You should notice some repetition in chapter twelve. A man struck dumb by the devil is brought to Jesus, a story similar to one told in chapter nine. In both cases, Jesus opponents attribute the Lord’s power to the devil. Also, Jesus’ reference to Hosea 6:6 is repeated in chapter twelve. The Pharisees request a “sign” from Jesus, a miracle, and yet the miracles they have seen they have refused to believe. They will request another sign in chapter 16 and again, Jesus will refer them to the “sign of the prophet Jonah,” a veiled reference to Jesus’ resurrection.

Here’s the major point of the chapter: Jesus has great authority, greater than anyone on earth. He is “Lord of the Sabbath,” a title belonging only to God. He is greater than Solomon, and greater than the temple. He proves his position by arguing his case from the law itself, indicating his superior knowledge of it. He also proves his position by the miracles he performs, and by the one that will be performed with his resurrection.

He also proves it by the manner of his ministry: he cares about people, exalting ministry to the needy over punctilious attention to legal detail. Finally, Jesus proves his authority by the way he conducts his ministry: he’s not a glory hound, despite the fact that he has every right to the popularity he’s receiving. Jesus urges people to keep things quiet, which Matthew (and only Matthew) records is a trait of the servant of the Lord (12:18-19, citing Isaiah 42:1-4).

So here is a prescription for ministry, taken from Jesus’ life: First, keep the law (God’s law), but make sure it is the law you are keeping and not some traditional interpretation of the law.
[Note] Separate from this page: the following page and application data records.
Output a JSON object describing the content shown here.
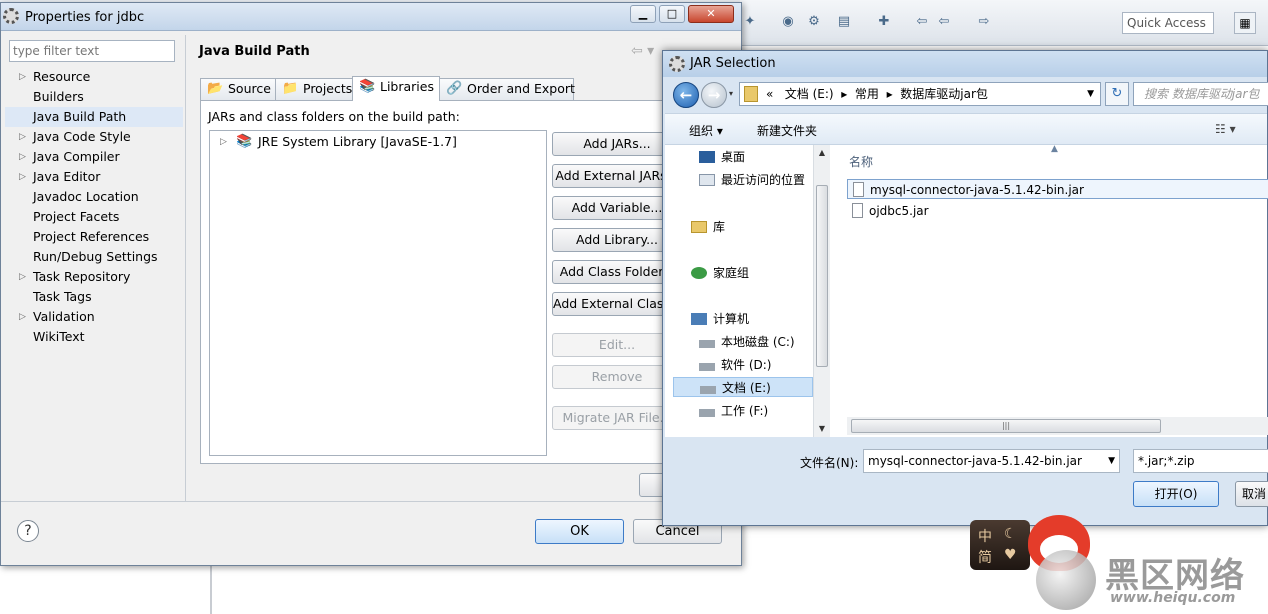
{
  "eclipse": {
    "quick_access": "Quick Access"
  },
  "props": {
    "title": "Properties for jdbc",
    "filter_placeholder": "type filter text",
    "page_title": "Java Build Path",
    "nav": [
      {
        "label": "Resource",
        "expandable": true
      },
      {
        "label": "Builders",
        "expandable": false
      },
      {
        "label": "Java Build Path",
        "expandable": false,
        "selected": true
      },
      {
        "label": "Java Code Style",
        "expandable": true
      },
      {
        "label": "Java Compiler",
        "expandable": true
      },
      {
        "label": "Java Editor",
        "expandable": true
      },
      {
        "label": "Javadoc Location",
        "expandable": false
      },
      {
        "label": "Project Facets",
        "expandable": false
      },
      {
        "label": "Project References",
        "expandable": false
      },
      {
        "label": "Run/Debug Settings",
        "expandable": false
      },
      {
        "label": "Task Repository",
        "expandable": true
      },
      {
        "label": "Task Tags",
        "expandable": false
      },
      {
        "label": "Validation",
        "expandable": true
      },
      {
        "label": "WikiText",
        "expandable": false
      }
    ],
    "tabs": [
      "Source",
      "Projects",
      "Libraries",
      "Order and Export"
    ],
    "jars_label": "JARs and class folders on the build path:",
    "library": "JRE System Library [JavaSE-1.7]",
    "buttons": [
      "Add JARs...",
      "Add External JARs...",
      "Add Variable...",
      "Add Library...",
      "Add Class Folder...",
      "Add External Class Folder..."
    ],
    "edit": "Edit...",
    "remove": "Remove",
    "migrate": "Migrate JAR File...",
    "ok": "OK",
    "cancel": "Cancel"
  },
  "jar": {
    "title": "JAR Selection",
    "path": [
      "«",
      "文档 (E:)",
      "▸",
      "常用",
      "▸",
      "数据库驱动jar包"
    ],
    "search_placeholder": "搜索 数据库驱动jar包",
    "organize": "组织 ▾",
    "new_folder": "新建文件夹",
    "nav": [
      "桌面",
      "最近访问的位置",
      "库",
      "家庭组",
      "计算机",
      "本地磁盘 (C:)",
      "软件 (D:)",
      "文档 (E:)",
      "工作 (F:)"
    ],
    "column_name": "名称",
    "files": [
      "mysql-connector-java-5.1.42-bin.jar",
      "ojdbc5.jar"
    ],
    "filename_label": "文件名(N):",
    "filename_value": "mysql-connector-java-5.1.42-bin.jar",
    "filter_value": "*.jar;*.zip",
    "open": "打开(O)",
    "cancel": "取消"
  },
  "ime": {
    "c1": "中",
    "c2": "简"
  },
  "watermark": {
    "main": "黑区网络",
    "url": "www.heiqu.com"
  },
  "colors": {
    "accent": "#3d7bc7",
    "title_bar": "#c3d5ea",
    "selection": "#dde8f6"
  }
}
You cannot have a relationship with God without obedience (vs. 50). Second, focus on helping others. Everything in the law has to do with love for God and for others (which Jesus will make plain in 22:40). One cannot love God and ignore the needs of mankind. Third, pay attention to the kind of person you are as evidenced by the things you do. A good person consistently does good things because he wants to do them. A bad person does not. Finally, the disciple does not follow Jesus to get attention. He follows Jesus quietly and his service is between him and the God he serves.